■ **Work item**
Send back every line of the data exactly.

···

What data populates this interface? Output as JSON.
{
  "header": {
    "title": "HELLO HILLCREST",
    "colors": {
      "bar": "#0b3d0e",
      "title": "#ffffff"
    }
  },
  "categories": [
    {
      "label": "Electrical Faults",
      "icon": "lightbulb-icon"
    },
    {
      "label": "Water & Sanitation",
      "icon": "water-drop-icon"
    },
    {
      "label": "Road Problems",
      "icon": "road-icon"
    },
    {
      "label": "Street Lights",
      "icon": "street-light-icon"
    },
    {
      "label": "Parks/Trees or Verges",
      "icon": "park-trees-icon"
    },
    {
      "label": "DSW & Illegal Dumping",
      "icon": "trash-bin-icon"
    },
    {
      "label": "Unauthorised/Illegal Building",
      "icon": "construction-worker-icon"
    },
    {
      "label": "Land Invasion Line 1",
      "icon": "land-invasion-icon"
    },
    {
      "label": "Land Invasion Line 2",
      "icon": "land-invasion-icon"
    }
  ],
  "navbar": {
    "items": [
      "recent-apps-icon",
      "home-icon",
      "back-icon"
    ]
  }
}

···

■ **Written answer**
What data populates this interface? Output as JSON.
{
  "header": {
    "title": "HELLO HILLCREST",
    "colors": {
      "bar": "#0b3d0e",
      "title": "#ffffff"
    }
  },
  "categories": [
    {
      "label": "Electrical Faults",
      "icon": "lightbulb-icon"
    },
    {
      "label": "Water & Sanitation",
      "icon": "water-drop-icon"
    },
    {
      "label": "Road Problems",
      "icon": "road-icon"
    },
    {
      "label": "Street Lights",
      "icon": "street-light-icon"
    },
    {
      "label": "Parks/Trees or Verges",
      "icon": "park-trees-icon"
    },
    {
      "label": "DSW & Illegal Dumping",
      "icon": "trash-bin-icon"
    },
    {
      "label": "Unauthorised/Illegal Building",
      "icon": "construction-worker-icon"
    },
    {
      "label": "Land Invasion Line 1",
      "icon": "land-invasion-icon"
    },
    {
      "label": "Land Invasion Line 2",
      "icon": "land-invasion-icon"
    }
  ],
  "navbar": {
    "items": [
      "recent-apps-icon",
      "home-icon",
      "back-icon"
    ]
  }
}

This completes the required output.